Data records
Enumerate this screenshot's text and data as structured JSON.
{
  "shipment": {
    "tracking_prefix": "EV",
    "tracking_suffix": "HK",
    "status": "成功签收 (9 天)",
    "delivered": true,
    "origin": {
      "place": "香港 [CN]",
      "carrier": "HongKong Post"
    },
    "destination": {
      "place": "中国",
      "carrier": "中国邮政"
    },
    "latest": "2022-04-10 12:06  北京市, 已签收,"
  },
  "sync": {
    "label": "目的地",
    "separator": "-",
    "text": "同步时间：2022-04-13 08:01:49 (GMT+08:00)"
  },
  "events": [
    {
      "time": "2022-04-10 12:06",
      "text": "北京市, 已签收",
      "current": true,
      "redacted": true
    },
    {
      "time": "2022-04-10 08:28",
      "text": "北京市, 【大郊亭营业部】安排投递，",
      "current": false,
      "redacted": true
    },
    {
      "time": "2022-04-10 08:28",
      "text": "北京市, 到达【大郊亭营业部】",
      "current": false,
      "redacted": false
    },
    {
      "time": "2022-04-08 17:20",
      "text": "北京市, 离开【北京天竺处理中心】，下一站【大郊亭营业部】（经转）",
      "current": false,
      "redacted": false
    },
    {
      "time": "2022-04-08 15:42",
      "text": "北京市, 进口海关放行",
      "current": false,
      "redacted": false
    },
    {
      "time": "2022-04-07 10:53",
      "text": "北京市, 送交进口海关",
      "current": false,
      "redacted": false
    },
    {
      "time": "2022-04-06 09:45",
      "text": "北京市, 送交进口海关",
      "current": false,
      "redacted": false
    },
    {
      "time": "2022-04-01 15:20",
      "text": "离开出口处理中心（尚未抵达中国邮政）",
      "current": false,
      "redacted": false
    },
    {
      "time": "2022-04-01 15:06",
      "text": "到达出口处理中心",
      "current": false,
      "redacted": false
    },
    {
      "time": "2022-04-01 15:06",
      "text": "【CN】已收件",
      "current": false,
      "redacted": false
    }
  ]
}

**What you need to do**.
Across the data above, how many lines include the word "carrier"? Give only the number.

**Answer to the problem**.
2